• [REQUIRED ACTION]:
Please list all lines of the material below in which the string "JMeterThread" occurs.

• [SOURCE DATA]:
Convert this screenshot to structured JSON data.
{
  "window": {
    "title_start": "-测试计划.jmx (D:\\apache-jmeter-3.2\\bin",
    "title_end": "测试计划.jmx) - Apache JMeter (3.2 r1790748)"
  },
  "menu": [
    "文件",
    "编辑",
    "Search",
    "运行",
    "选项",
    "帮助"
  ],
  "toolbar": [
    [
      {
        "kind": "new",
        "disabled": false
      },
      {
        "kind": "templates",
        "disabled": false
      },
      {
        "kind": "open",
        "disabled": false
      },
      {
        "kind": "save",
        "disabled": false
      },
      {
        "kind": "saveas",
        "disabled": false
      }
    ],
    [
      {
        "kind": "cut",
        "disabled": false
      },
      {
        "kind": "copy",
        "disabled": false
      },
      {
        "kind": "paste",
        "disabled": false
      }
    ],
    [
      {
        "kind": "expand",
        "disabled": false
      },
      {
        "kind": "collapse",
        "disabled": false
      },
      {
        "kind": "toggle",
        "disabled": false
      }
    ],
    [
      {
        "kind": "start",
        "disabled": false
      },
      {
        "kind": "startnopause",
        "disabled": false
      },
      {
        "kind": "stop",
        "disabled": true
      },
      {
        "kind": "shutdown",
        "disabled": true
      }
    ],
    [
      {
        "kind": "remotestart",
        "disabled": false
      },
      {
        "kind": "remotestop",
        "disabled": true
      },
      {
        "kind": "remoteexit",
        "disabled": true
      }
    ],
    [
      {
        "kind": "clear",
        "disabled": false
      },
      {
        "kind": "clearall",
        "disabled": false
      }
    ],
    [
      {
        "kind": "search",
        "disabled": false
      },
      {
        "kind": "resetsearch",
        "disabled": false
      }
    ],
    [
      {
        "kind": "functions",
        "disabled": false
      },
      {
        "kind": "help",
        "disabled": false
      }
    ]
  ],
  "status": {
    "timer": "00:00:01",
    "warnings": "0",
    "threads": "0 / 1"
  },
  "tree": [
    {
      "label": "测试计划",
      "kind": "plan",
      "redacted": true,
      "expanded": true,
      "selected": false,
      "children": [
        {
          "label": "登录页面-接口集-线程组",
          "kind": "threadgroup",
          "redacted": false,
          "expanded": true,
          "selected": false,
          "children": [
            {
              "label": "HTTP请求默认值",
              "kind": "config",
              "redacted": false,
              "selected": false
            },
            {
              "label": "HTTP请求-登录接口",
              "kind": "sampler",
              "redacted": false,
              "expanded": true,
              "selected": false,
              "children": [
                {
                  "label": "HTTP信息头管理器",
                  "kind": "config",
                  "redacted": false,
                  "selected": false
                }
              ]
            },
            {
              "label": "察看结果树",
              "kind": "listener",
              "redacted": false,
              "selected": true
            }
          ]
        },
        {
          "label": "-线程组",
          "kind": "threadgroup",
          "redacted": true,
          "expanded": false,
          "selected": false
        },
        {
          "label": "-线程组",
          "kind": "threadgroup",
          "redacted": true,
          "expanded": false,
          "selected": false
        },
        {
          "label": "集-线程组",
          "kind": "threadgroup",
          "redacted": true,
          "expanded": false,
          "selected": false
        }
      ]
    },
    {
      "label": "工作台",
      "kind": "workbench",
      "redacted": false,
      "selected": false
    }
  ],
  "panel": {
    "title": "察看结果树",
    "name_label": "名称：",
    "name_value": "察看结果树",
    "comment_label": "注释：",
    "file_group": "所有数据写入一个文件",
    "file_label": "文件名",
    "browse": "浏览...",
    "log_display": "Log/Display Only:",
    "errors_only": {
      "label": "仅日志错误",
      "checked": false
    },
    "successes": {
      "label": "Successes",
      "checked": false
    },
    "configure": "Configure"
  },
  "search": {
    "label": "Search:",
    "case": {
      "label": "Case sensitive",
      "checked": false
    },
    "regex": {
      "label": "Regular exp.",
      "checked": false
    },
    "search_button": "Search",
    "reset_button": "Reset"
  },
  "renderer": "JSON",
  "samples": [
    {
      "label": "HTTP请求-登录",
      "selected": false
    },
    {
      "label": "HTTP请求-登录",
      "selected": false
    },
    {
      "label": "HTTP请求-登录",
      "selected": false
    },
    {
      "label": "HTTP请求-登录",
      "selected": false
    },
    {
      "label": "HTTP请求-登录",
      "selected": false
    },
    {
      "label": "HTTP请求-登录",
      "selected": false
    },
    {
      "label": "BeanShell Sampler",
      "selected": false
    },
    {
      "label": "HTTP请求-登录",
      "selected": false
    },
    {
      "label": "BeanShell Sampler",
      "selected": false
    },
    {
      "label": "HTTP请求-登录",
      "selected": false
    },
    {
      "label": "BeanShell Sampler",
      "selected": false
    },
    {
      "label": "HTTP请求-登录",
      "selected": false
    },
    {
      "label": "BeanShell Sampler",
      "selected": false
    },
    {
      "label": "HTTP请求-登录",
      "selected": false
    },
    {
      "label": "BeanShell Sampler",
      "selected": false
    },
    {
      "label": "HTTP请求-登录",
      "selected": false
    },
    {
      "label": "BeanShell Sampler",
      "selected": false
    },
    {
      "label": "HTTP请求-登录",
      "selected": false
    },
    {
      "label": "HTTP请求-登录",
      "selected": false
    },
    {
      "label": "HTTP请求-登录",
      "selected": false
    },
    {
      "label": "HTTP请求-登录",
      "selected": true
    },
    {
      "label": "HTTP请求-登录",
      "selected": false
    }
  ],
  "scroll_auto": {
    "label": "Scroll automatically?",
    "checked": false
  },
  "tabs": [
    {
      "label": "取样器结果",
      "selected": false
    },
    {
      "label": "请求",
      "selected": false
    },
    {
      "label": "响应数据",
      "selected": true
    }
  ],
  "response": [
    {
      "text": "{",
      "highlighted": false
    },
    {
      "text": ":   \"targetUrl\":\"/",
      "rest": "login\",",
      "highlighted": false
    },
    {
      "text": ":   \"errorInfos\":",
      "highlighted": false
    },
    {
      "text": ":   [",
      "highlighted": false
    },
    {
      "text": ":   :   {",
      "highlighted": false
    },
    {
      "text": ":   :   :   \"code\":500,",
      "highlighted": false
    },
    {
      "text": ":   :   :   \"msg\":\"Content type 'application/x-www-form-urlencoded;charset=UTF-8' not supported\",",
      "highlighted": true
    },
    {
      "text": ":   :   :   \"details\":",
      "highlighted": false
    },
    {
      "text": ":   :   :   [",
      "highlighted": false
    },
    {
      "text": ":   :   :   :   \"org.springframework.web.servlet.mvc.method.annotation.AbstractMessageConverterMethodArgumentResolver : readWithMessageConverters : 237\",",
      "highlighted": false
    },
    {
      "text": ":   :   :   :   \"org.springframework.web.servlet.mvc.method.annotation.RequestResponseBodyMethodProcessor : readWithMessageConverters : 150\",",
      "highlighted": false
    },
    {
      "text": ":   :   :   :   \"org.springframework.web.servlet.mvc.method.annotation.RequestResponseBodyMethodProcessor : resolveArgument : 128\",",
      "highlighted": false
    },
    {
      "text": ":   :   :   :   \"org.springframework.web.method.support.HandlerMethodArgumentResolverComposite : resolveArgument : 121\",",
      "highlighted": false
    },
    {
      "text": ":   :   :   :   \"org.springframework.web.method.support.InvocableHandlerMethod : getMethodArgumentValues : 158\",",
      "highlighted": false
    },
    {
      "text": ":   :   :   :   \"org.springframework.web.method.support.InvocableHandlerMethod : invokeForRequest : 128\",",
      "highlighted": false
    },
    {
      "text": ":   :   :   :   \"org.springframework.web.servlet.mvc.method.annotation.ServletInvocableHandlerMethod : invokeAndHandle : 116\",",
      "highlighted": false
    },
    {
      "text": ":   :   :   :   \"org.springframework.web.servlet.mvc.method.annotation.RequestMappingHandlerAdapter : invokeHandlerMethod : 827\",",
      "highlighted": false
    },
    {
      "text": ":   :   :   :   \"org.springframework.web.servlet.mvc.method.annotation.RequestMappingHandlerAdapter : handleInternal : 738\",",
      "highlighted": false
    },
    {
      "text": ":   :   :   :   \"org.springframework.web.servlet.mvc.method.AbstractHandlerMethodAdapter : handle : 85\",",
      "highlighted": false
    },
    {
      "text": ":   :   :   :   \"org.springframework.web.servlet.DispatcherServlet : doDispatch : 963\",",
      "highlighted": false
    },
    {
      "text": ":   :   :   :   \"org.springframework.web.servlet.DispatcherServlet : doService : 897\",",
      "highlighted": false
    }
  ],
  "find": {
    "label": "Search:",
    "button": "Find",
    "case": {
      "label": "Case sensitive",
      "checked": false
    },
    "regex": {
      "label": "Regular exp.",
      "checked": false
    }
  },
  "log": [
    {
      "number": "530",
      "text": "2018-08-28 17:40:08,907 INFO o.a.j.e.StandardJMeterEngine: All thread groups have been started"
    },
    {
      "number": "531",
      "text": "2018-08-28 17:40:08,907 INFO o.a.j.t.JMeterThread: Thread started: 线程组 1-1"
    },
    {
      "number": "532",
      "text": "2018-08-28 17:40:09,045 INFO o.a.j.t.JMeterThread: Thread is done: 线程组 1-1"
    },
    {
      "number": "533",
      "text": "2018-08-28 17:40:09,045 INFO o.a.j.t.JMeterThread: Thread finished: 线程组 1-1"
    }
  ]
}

• [ANSWER TO THIS TASK]:
      "text": "2018-08-28 17:40:08,907 INFO o.a.j.t.JMeterThread: Thread started: 线程组 1-1"
      "text": "2018-08-28 17:40:09,045 INFO o.a.j.t.JMeterThread: Thread is done: 线程组 1-1"
      "text": "2018-08-28 17:40:09,045 INFO o.a.j.t.JMeterThread: Thread finished: 线程组 1-1"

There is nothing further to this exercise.